- _ACTIVITY_
Filter the listing below, please, and copy only the lines with the word "title".

- _SUPPLIED DATA_
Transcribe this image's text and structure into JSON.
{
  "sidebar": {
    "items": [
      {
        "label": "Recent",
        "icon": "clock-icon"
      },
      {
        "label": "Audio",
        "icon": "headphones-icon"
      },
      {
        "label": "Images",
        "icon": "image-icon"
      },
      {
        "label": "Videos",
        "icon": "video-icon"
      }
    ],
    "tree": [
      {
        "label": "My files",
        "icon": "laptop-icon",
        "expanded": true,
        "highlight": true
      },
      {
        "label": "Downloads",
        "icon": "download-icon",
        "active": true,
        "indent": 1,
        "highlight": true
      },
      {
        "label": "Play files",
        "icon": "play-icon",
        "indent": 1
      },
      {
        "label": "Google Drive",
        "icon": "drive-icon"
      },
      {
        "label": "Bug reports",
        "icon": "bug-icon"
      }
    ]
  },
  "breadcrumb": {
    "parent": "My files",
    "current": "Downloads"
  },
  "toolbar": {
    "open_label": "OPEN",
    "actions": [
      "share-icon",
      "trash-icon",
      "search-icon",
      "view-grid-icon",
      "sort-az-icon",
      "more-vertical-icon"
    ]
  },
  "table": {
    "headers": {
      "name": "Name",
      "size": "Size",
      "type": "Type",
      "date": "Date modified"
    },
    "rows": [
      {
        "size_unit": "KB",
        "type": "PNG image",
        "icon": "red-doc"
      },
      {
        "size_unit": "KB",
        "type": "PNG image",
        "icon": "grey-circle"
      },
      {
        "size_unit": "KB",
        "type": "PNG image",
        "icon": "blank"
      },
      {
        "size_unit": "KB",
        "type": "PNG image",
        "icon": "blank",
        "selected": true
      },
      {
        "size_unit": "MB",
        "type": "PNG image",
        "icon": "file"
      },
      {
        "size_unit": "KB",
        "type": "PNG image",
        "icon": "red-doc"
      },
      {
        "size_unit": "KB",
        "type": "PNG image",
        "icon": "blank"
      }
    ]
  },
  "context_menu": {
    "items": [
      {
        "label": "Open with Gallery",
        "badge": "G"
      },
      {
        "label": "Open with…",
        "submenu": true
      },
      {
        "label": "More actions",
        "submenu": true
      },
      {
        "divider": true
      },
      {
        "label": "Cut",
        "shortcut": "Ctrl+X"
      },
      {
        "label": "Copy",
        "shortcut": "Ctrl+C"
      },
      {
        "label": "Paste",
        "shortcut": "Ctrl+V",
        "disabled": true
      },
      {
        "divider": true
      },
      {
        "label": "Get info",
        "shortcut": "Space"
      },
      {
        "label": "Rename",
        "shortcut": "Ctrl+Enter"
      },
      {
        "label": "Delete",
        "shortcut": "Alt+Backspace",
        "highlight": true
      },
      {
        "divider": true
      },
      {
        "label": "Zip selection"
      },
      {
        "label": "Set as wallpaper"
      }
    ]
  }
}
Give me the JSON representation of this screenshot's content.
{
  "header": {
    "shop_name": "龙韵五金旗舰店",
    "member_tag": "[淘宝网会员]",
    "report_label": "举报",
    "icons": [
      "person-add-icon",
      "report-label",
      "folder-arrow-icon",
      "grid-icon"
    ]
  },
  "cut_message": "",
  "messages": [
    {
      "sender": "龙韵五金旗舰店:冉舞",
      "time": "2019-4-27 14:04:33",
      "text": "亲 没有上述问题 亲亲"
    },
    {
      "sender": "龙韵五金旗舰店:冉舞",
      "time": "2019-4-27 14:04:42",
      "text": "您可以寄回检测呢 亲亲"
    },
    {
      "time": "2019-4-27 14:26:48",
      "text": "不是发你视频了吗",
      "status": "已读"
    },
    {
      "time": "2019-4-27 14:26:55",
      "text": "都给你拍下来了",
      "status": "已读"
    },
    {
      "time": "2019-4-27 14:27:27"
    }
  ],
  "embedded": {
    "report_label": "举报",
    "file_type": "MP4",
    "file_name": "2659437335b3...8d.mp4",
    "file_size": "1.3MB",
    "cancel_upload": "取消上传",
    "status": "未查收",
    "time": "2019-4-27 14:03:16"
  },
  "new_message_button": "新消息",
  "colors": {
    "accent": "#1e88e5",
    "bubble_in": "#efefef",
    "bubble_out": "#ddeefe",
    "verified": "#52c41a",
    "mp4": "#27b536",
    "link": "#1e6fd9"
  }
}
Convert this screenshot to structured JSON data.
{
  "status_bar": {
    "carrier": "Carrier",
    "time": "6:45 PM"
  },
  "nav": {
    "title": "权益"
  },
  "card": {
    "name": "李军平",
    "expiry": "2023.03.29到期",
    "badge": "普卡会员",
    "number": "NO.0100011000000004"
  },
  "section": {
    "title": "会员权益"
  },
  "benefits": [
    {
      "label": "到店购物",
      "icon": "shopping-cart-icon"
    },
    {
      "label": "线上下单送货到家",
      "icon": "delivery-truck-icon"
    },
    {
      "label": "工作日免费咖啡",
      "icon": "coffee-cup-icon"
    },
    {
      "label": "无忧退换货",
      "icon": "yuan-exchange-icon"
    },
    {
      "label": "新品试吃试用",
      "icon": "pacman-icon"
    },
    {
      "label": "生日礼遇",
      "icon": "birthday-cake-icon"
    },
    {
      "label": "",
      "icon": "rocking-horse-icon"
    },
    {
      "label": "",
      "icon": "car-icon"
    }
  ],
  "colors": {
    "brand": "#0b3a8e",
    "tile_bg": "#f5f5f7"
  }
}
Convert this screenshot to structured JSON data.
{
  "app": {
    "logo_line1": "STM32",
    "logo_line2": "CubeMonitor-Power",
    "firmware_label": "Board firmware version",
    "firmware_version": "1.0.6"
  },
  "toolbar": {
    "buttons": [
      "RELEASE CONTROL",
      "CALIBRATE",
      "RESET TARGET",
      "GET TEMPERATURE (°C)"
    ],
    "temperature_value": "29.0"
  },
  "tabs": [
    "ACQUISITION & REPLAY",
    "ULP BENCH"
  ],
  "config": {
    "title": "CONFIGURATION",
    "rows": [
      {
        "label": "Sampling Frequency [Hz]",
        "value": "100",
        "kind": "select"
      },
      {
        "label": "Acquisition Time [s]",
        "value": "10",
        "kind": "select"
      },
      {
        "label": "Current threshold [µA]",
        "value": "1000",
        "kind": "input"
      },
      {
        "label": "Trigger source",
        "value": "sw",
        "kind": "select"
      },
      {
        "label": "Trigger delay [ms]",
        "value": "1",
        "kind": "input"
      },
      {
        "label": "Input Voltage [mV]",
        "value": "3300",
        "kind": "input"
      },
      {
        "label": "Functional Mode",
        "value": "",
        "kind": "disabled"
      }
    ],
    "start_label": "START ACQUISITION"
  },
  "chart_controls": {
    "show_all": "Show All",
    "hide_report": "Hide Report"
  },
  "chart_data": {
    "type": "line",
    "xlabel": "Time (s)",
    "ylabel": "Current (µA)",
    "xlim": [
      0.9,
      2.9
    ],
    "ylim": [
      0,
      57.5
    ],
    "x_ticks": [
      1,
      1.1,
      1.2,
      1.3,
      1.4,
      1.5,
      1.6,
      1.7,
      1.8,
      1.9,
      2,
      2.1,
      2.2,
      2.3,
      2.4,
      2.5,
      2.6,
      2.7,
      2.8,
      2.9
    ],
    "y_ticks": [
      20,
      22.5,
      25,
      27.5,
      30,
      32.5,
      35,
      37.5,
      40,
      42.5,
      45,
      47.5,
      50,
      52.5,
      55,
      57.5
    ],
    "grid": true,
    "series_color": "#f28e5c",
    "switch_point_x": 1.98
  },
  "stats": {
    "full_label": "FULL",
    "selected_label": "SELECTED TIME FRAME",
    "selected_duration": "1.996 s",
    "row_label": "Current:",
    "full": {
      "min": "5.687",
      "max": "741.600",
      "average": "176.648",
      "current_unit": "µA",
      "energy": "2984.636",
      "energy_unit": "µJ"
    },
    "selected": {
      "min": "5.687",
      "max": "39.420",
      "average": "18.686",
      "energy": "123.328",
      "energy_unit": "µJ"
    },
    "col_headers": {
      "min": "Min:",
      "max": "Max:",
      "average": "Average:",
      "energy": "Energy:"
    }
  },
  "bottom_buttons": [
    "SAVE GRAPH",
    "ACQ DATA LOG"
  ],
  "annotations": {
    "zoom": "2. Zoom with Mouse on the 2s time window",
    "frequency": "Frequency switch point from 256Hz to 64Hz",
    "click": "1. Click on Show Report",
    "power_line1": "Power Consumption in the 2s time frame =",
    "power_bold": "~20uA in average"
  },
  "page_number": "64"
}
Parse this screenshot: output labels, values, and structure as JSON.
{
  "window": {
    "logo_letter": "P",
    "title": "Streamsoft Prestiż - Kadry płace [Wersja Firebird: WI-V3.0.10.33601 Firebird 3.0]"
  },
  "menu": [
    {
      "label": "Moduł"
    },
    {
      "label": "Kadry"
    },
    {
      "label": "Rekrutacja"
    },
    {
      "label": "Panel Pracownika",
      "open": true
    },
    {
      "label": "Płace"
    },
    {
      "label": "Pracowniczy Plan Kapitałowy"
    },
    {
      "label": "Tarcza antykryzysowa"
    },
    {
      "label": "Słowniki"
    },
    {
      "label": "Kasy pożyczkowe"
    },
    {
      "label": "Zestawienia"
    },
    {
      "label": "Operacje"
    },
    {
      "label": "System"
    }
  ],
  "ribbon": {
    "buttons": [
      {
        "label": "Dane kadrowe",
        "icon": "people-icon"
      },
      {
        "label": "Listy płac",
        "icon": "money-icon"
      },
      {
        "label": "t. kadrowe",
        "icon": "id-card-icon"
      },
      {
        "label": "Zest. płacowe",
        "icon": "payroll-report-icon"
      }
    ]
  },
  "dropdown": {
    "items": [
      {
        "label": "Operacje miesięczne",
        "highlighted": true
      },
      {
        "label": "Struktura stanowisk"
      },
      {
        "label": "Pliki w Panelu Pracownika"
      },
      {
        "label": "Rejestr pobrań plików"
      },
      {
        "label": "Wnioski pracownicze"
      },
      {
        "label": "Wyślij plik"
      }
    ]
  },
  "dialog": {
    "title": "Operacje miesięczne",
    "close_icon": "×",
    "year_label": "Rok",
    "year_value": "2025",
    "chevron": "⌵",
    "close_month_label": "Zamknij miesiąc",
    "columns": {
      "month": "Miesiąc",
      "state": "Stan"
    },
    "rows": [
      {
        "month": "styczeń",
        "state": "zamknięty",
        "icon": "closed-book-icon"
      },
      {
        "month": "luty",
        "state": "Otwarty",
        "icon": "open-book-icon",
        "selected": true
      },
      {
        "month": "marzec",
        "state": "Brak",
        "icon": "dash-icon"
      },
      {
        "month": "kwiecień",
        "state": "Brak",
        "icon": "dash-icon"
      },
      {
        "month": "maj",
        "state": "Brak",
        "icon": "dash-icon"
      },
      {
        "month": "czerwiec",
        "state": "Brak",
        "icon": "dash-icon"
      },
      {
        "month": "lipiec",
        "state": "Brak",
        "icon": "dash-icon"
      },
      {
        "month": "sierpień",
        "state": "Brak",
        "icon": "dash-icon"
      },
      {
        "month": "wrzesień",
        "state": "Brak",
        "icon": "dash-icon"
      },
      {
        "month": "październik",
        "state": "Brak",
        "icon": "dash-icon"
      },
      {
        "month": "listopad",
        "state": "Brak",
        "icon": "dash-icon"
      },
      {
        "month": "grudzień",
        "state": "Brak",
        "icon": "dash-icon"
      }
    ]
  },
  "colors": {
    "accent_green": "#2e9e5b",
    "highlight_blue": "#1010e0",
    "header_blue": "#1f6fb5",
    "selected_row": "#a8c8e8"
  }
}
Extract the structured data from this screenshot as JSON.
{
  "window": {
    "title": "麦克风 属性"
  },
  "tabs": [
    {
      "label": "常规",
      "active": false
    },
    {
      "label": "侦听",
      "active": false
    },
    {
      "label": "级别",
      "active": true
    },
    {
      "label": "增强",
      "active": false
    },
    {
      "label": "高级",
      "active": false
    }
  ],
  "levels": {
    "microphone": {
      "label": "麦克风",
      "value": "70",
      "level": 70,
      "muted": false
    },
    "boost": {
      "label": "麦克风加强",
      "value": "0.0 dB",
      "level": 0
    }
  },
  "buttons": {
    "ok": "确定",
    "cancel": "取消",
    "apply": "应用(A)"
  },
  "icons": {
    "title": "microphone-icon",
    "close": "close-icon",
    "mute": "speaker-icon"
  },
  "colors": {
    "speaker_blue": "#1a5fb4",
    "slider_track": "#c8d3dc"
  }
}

- _ANSWER SECTION_
    "title": "权益"
    "title": "会员权益"
    "title": "CONFIGURATION",
    "title": "Streamsoft Prestiż - Kadry płace [Wersja Firebird: WI-V3.0.10.33601 Firebird 3.0]"
    "title": "Operacje miesięczne",
    "title": "麦克风 属性"
    "title": "microphone-icon",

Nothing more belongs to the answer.